Gastronomy in Irish Literature and Culture
Edited By Máirtin Mac Con Iomaire and Eamon Maher
The book opens with an exploration of food in literature, covering figures as varied as Maria Edgeworth, James Joyce, Charles Dickens, Enid Blyton, John McGahern and Sebastian Barry. Other chapters examine culinary practices among the Dublin working classes in the 1950s, offering a stark contrast to the haute cuisine served in the iconic Jammet’s Restaurant; new trends among Ireland’s ‘foodie’ generation; and the economic and tourism possibilities created by the development of a gastronomic nationalism. The volume concludes by looking at the sacramental aspects of the production and consumption of Guinness and examining the place where it is most often consumed: the Irish pub.
Transforming Ireland through Gastronomic Nationalism

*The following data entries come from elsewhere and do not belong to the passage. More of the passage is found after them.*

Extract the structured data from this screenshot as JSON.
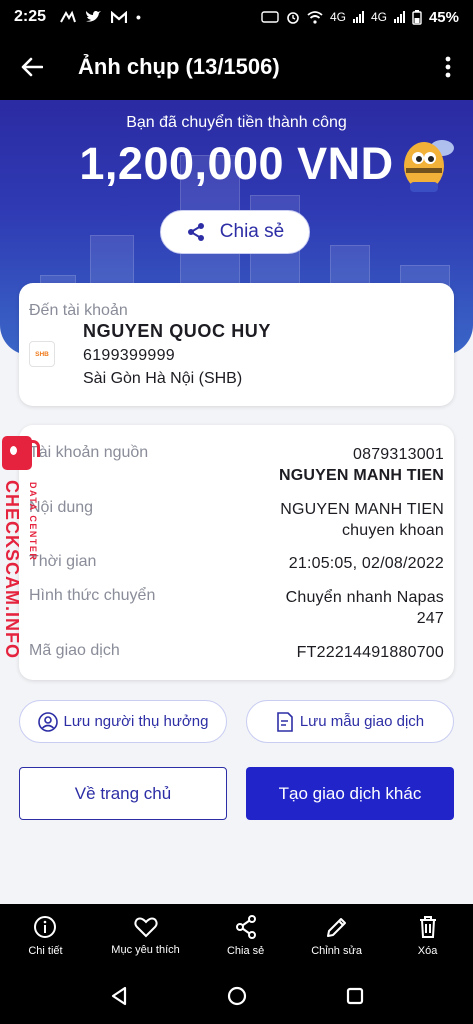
{
  "status_bar": {
    "time": "2:25",
    "network_left": "4G",
    "network_right": "4G",
    "battery": "45%"
  },
  "app_bar": {
    "title": "Ảnh chụp (13/1506)"
  },
  "receipt": {
    "success_message": "Bạn đã chuyển tiền thành công",
    "amount": "1,200,000 VND",
    "share_label": "Chia sẻ",
    "recipient": {
      "label": "Đến tài khoản",
      "bank_logo_text": "SHB",
      "name": "NGUYEN QUOC HUY",
      "account_number": "6199399999",
      "bank_name": "Sài Gòn Hà Nội (SHB)"
    },
    "details": [
      {
        "label": "Tài khoản nguồn",
        "value_line1": "0879313001",
        "value_line2": "NGUYEN MANH TIEN"
      },
      {
        "label": "Nội dung",
        "value_line1": "NGUYEN MANH TIEN",
        "value_line2": "chuyen khoan"
      },
      {
        "label": "Thời gian",
        "value_line1": "21:05:05, 02/08/2022",
        "value_line2": ""
      },
      {
        "label": "Hình thức chuyển",
        "value_line1": "Chuyển nhanh Napas",
        "value_line2": "247"
      },
      {
        "label": "Mã giao dịch",
        "value_line1": "FT22214491880700",
        "value_line2": ""
      }
    ],
    "save_recipient_label": "Lưu người thụ hưởng",
    "save_template_label": "Lưu mẫu giao dịch",
    "home_label": "Về trang chủ",
    "new_transaction_label": "Tạo giao dịch khác",
    "accent_color": "#2024c9"
  },
  "watermark": {
    "main_text": "CHECKSCAM.INFO",
    "sub_text": "DATA CENTER"
  },
  "bottom_actions": [
    {
      "label": "Chi tiết",
      "icon": "info-icon"
    },
    {
      "label": "Mục yêu thích",
      "icon": "heart-icon"
    },
    {
      "label": "Chia sẻ",
      "icon": "share-icon"
    },
    {
      "label": "Chỉnh sửa",
      "icon": "edit-icon"
    },
    {
      "label": "Xóa",
      "icon": "trash-icon"
    }
  ]
}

In 2005, the UN general assembly heard that ‘the very best solutions come when business, governments and civil society work together’ (Blanke and Chiesa 2008, p. 98). Ireland is a country in need of solutions, and gastronomy is one that could be profitably exploited. Ireland can be reinvigorated and redefined through each person’s need to eat several times a day. Gastronomy has significance for all at some level, and it can transform Irish life – each citizen and organisation doing their part, so that, collectively, the nation benefits. This national activism will not be found in elitist or high profile restaurants, but in the authentic gastronomy of Irish domestic and workplace kitchens, grown by, purchased from, prepared and eaten by, Irish residents, supported and promoted by both a proactive business community and an engaged public service. This intuitively reflects Irish history, geography, culture, landscape, and all the other components that uniquely make Ireland what it is, thereby providing compelling reasons to engage, to visit, to do business here.
Ireland is not the first country to embark on this path, despite the globalisation of food, facilitated by transportation and technological innovation, and international tourism. Food, cuisine and gastronomy are tied to place. À la France (the archetypical culinary nation), culinary distinction is utilised as a marker of identity in places such as Norway, Singapore, New Zealand and Scotland in order to promote both tourism and exports. So this is about creating, in Ireland, an imagined community of gastronomy that...
You are not authenticated to view the full text of this chapter or article.
This site requires a subscription or purchase to access the full text of books or journals.
Do you have any questions? Contact us.Or login to access all content.